▸ Available data:
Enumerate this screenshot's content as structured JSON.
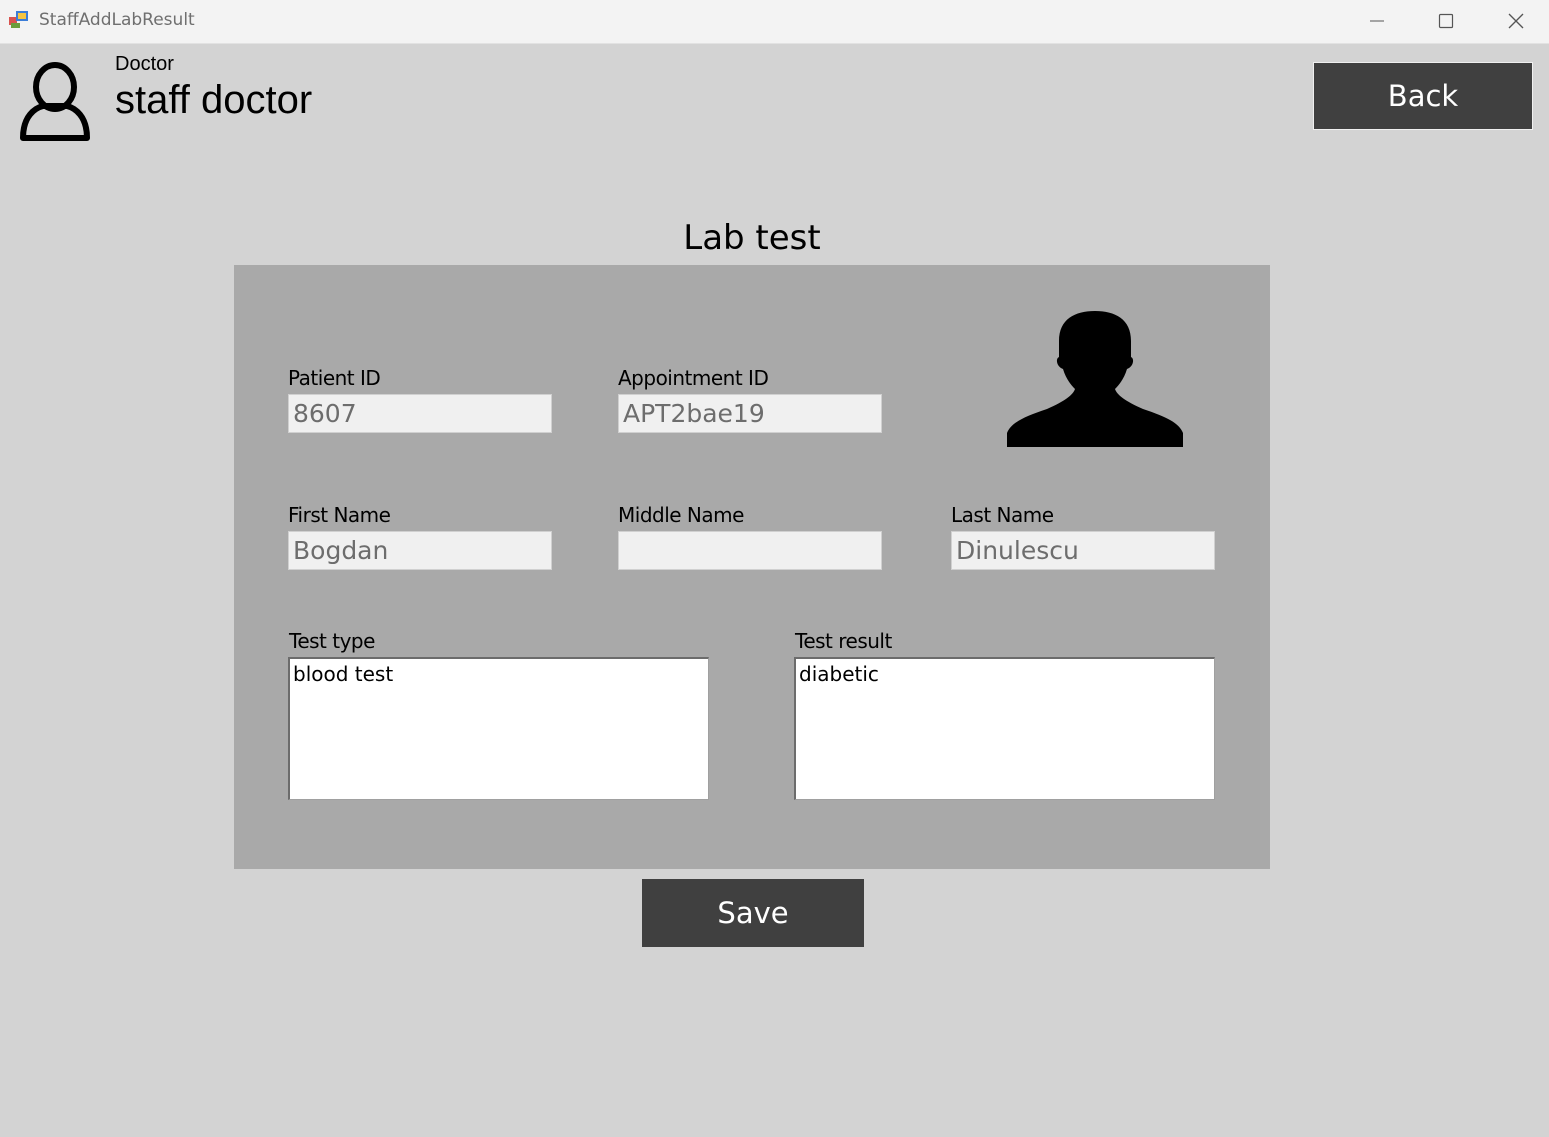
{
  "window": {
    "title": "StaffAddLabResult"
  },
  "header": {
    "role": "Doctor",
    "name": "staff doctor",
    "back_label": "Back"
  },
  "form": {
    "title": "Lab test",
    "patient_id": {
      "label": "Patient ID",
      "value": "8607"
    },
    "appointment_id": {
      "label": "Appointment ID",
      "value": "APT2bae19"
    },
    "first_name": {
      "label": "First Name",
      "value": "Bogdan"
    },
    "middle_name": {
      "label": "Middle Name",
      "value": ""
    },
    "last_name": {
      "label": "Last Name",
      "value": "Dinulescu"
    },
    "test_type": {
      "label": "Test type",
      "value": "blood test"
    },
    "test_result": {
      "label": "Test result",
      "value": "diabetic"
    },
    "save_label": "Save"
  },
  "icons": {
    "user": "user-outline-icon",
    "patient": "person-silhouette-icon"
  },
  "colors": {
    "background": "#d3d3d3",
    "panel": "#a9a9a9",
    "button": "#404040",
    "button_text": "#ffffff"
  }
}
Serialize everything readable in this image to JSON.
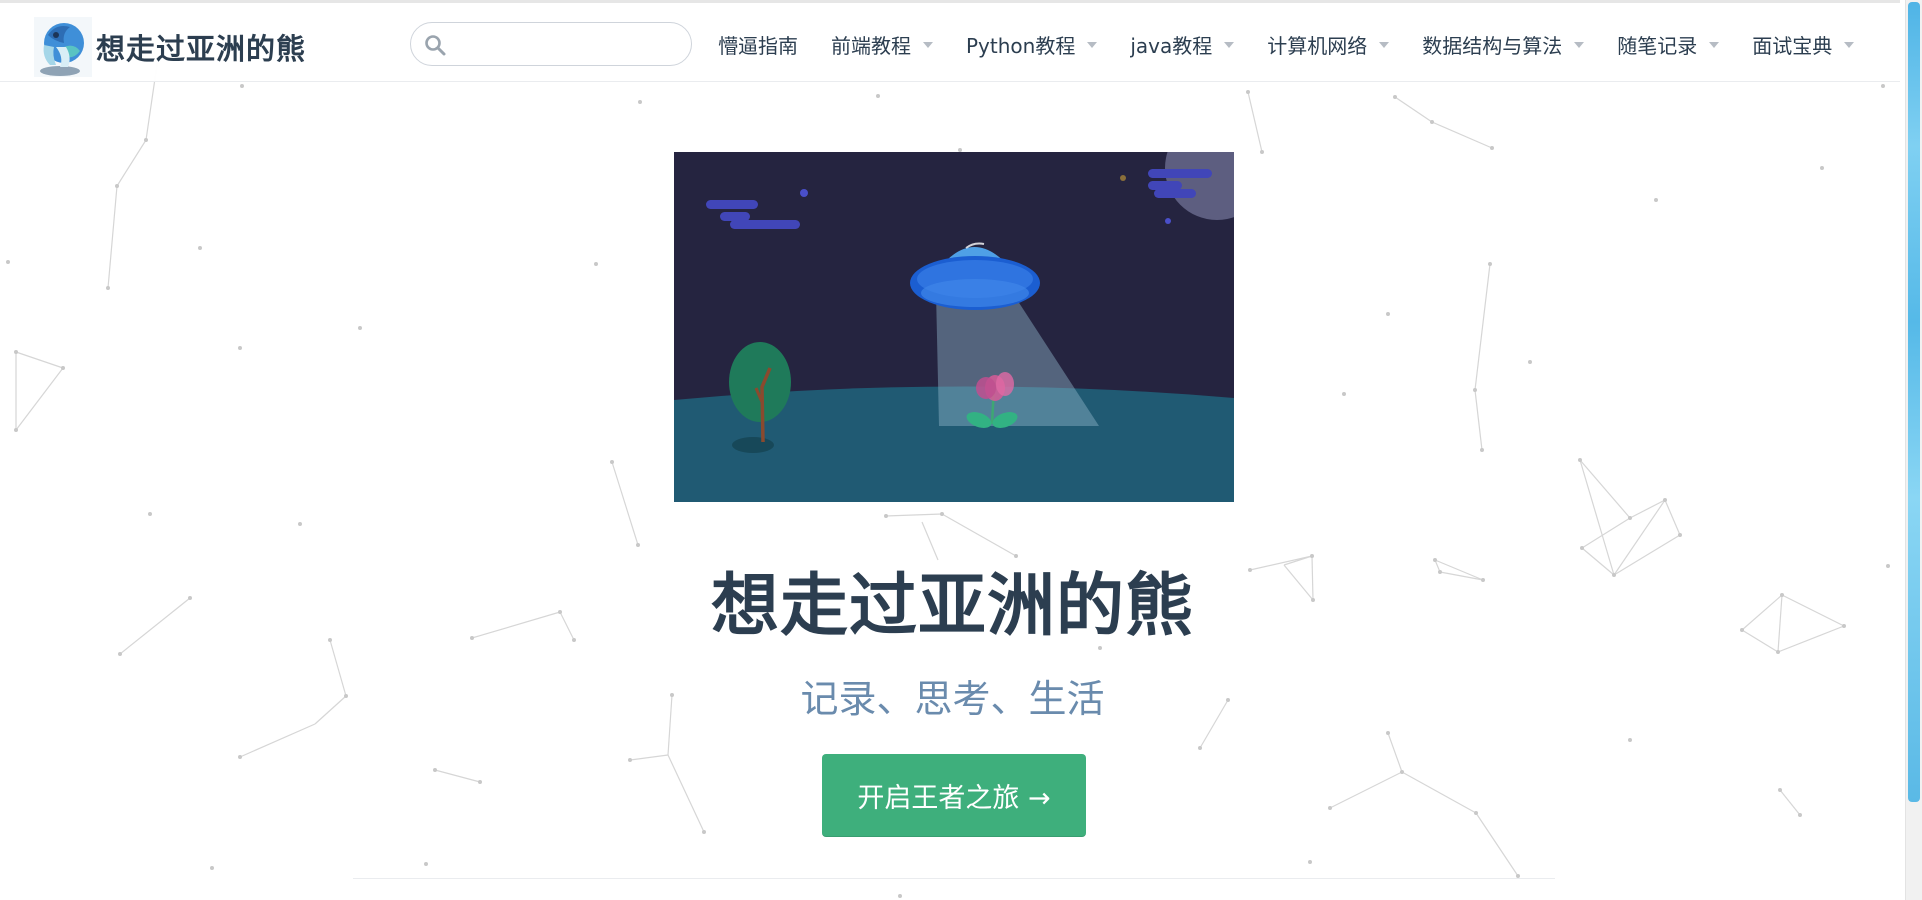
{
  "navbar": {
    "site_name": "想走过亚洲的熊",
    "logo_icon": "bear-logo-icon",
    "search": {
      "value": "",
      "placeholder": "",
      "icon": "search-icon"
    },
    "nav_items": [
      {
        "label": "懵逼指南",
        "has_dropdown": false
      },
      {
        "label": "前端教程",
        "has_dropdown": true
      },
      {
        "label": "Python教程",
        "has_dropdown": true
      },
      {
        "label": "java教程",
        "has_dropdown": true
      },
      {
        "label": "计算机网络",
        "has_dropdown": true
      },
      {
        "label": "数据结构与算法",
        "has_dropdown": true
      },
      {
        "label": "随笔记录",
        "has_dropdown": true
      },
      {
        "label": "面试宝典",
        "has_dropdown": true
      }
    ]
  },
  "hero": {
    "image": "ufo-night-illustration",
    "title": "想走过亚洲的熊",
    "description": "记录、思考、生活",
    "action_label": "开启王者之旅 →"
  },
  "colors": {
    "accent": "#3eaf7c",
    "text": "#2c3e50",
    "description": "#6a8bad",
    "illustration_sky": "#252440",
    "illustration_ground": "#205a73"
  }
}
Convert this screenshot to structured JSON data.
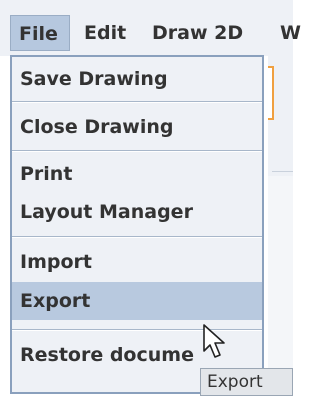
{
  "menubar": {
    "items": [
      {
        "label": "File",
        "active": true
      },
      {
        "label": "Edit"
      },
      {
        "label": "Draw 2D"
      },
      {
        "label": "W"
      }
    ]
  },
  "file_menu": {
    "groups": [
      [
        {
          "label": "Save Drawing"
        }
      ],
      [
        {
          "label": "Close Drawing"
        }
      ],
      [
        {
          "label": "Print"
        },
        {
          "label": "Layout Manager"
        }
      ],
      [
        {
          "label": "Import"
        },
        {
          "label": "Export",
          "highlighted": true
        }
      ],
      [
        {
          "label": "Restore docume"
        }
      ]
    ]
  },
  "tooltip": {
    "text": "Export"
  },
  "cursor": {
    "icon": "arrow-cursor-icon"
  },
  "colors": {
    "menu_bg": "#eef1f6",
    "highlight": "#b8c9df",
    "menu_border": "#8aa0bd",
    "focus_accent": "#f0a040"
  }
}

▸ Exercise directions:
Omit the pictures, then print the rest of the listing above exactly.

▸ Result of this exercise:
Enumerate this screenshot's content as structured JSON.
{
  "window": {
    "title": "StaffAddLabResult"
  },
  "header": {
    "role": "Doctor",
    "name": "staff doctor",
    "back_label": "Back"
  },
  "form": {
    "title": "Lab test",
    "patient_id": {
      "label": "Patient ID",
      "value": "8607"
    },
    "appointment_id": {
      "label": "Appointment ID",
      "value": "APT2bae19"
    },
    "first_name": {
      "label": "First Name",
      "value": "Bogdan"
    },
    "middle_name": {
      "label": "Middle Name",
      "value": ""
    },
    "last_name": {
      "label": "Last Name",
      "value": "Dinulescu"
    },
    "test_type": {
      "label": "Test type",
      "value": "blood test"
    },
    "test_result": {
      "label": "Test result",
      "value": "diabetic"
    },
    "save_label": "Save"
  },
  "icons": {
    "user": "user-outline-icon",
    "patient": "person-silhouette-icon"
  },
  "colors": {
    "background": "#d3d3d3",
    "panel": "#a9a9a9",
    "button": "#404040",
    "button_text": "#ffffff"
  }
}
Serialize everything readable in this image to JSON.
{
  "navbar": {
    "site_name": "想走过亚洲的熊",
    "logo_icon": "bear-logo-icon",
    "search": {
      "value": "",
      "placeholder": "",
      "icon": "search-icon"
    },
    "nav_items": [
      {
        "label": "懵逼指南",
        "has_dropdown": false
      },
      {
        "label": "前端教程",
        "has_dropdown": true
      },
      {
        "label": "Python教程",
        "has_dropdown": true
      },
      {
        "label": "java教程",
        "has_dropdown": true
      },
      {
        "label": "计算机网络",
        "has_dropdown": true
      },
      {
        "label": "数据结构与算法",
        "has_dropdown": true
      },
      {
        "label": "随笔记录",
        "has_dropdown": true
      },
      {
        "label": "面试宝典",
        "has_dropdown": true
      }
    ]
  },
  "hero": {
    "image": "ufo-night-illustration",
    "title": "想走过亚洲的熊",
    "description": "记录、思考、生活",
    "action_label": "开启王者之旅 →"
  },
  "colors": {
    "accent": "#3eaf7c",
    "text": "#2c3e50",
    "description": "#6a8bad",
    "illustration_sky": "#252440",
    "illustration_ground": "#205a73"
  }
}
Convert this screenshot to structured JSON data.
{
  "menubar": {
    "items": [
      {
        "label": "File",
        "active": true
      },
      {
        "label": "Edit"
      },
      {
        "label": "Draw 2D"
      },
      {
        "label": "W"
      }
    ]
  },
  "file_menu": {
    "groups": [
      [
        {
          "label": "Save Drawing"
        }
      ],
      [
        {
          "label": "Close Drawing"
        }
      ],
      [
        {
          "label": "Print"
        },
        {
          "label": "Layout Manager"
        }
      ],
      [
        {
          "label": "Import"
        },
        {
          "label": "Export",
          "highlighted": true
        }
      ],
      [
        {
          "label": "Restore docume"
        }
      ]
    ]
  },
  "tooltip": {
    "text": "Export"
  },
  "cursor": {
    "icon": "arrow-cursor-icon"
  },
  "colors": {
    "menu_bg": "#eef1f6",
    "highlight": "#b8c9df",
    "menu_border": "#8aa0bd",
    "focus_accent": "#f0a040"
  }
}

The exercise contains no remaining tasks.